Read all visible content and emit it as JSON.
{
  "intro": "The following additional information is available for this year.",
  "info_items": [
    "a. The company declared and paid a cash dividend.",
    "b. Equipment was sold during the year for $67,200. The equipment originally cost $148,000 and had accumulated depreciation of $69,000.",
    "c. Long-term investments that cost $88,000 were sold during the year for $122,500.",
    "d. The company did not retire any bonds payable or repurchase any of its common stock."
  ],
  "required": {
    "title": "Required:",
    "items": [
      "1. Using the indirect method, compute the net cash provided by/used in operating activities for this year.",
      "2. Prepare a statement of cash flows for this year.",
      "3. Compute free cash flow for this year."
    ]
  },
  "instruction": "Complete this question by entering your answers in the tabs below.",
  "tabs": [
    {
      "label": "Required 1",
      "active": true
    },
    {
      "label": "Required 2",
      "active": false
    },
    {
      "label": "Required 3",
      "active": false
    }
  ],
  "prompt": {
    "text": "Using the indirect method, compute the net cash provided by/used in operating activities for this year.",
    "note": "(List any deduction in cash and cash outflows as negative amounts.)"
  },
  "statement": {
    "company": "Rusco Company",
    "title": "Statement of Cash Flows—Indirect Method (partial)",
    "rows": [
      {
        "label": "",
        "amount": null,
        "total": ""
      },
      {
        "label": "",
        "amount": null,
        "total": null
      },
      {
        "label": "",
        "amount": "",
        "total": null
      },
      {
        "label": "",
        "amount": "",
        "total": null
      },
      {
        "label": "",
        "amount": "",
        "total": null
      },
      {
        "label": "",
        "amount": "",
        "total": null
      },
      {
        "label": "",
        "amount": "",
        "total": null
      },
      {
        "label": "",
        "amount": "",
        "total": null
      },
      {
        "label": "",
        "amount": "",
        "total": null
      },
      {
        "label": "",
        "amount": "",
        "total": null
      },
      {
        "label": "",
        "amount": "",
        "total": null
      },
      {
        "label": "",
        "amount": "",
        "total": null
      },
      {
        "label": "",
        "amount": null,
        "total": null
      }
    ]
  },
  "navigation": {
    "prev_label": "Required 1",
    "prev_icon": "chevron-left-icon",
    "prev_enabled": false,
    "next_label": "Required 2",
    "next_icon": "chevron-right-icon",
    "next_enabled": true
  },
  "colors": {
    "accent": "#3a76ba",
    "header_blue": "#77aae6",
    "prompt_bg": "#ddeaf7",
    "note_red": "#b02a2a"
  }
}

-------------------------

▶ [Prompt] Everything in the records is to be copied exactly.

▶ [Response for this exercise]
Read all visible content and emit it as JSON.
{
  "intro": "The following additional information is available for this year.",
  "info_items": [
    "a. The company declared and paid a cash dividend.",
    "b. Equipment was sold during the year for $67,200. The equipment originally cost $148,000 and had accumulated depreciation of $69,000.",
    "c. Long-term investments that cost $88,000 were sold during the year for $122,500.",
    "d. The company did not retire any bonds payable or repurchase any of its common stock."
  ],
  "required": {
    "title": "Required:",
    "items": [
      "1. Using the indirect method, compute the net cash provided by/used in operating activities for this year.",
      "2. Prepare a statement of cash flows for this year.",
      "3. Compute free cash flow for this year."
    ]
  },
  "instruction": "Complete this question by entering your answers in the tabs below.",
  "tabs": [
    {
      "label": "Required 1",
      "active": true
    },
    {
      "label": "Required 2",
      "active": false
    },
    {
      "label": "Required 3",
      "active": false
    }
  ],
  "prompt": {
    "text": "Using the indirect method, compute the net cash provided by/used in operating activities for this year.",
    "note": "(List any deduction in cash and cash outflows as negative amounts.)"
  },
  "statement": {
    "company": "Rusco Company",
    "title": "Statement of Cash Flows—Indirect Method (partial)",
    "rows": [
      {
        "label": "",
        "amount": null,
        "total": ""
      },
      {
        "label": "",
        "amount": null,
        "total": null
      },
      {
        "label": "",
        "amount": "",
        "total": null
      },
      {
        "label": "",
        "amount": "",
        "total": null
      },
      {
        "label": "",
        "amount": "",
        "total": null
      },
      {
        "label": "",
        "amount": "",
        "total": null
      },
      {
        "label": "",
        "amount": "",
        "total": null
      },
      {
        "label": "",
        "amount": "",
        "total": null
      },
      {
        "label": "",
        "amount": "",
        "total": null
      },
      {
        "label": "",
        "amount": "",
        "total": null
      },
      {
        "label": "",
        "amount": "",
        "total": null
      },
      {
        "label": "",
        "amount": "",
        "total": null
      },
      {
        "label": "",
        "amount": null,
        "total": null
      }
    ]
  },
  "navigation": {
    "prev_label": "Required 1",
    "prev_icon": "chevron-left-icon",
    "prev_enabled": false,
    "next_label": "Required 2",
    "next_icon": "chevron-right-icon",
    "next_enabled": true
  },
  "colors": {
    "accent": "#3a76ba",
    "header_blue": "#77aae6",
    "prompt_bg": "#ddeaf7",
    "note_red": "#b02a2a"
  }
}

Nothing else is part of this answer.